TRY IT:
Each line that contains "title" needs to be copied from the listing.
---------- INFORMATION SUPPLIED ----------
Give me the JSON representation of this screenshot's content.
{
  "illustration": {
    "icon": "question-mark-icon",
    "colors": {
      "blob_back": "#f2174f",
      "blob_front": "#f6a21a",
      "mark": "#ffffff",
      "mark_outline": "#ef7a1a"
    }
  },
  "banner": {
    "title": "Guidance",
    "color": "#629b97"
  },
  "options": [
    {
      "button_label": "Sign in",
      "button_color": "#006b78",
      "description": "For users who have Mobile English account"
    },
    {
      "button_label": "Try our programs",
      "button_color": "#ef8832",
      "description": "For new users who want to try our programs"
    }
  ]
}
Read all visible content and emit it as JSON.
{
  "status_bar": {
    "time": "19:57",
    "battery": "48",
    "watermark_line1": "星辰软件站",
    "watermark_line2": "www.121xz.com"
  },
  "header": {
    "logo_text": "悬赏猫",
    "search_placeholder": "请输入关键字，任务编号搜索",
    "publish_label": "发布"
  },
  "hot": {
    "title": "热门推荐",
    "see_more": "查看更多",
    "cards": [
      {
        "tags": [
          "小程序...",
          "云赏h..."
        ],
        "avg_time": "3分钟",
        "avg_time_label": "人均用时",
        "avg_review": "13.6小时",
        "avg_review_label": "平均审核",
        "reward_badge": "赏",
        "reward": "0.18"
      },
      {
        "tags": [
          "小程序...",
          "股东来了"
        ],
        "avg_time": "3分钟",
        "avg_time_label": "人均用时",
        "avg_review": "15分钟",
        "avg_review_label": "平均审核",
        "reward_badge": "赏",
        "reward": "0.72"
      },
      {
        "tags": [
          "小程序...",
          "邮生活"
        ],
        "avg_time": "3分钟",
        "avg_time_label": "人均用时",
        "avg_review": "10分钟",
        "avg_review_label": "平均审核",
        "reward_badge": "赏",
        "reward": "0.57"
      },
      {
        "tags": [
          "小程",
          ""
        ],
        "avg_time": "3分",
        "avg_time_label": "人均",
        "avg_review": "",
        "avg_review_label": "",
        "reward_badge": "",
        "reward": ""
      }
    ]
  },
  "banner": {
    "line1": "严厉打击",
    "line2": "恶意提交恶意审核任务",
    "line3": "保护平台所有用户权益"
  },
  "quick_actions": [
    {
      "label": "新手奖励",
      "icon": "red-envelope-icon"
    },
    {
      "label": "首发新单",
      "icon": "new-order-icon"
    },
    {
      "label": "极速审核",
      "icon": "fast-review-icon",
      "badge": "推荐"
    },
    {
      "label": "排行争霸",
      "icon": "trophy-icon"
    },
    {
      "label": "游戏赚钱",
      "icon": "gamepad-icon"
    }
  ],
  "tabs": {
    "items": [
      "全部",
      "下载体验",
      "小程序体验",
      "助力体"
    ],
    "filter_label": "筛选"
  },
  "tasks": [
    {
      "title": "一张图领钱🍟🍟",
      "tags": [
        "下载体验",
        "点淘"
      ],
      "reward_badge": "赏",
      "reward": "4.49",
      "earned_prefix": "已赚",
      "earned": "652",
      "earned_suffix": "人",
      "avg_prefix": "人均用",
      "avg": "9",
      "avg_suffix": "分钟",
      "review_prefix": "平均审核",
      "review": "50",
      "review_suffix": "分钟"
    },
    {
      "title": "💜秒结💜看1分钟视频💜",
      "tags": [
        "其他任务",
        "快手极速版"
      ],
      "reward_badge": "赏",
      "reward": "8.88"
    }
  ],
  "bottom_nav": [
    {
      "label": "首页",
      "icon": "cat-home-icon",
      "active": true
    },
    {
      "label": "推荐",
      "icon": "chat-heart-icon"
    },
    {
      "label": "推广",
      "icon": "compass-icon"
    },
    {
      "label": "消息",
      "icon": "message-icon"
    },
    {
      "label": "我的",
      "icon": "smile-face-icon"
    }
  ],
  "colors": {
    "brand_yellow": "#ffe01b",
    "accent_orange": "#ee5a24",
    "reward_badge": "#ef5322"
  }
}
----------
COMPLETED TASK:
    "title": "Guidance",
    "title": "热门推荐",
      "title": "一张图领钱🍟🍟",
      "title": "💜秒结💜看1分钟视频💜",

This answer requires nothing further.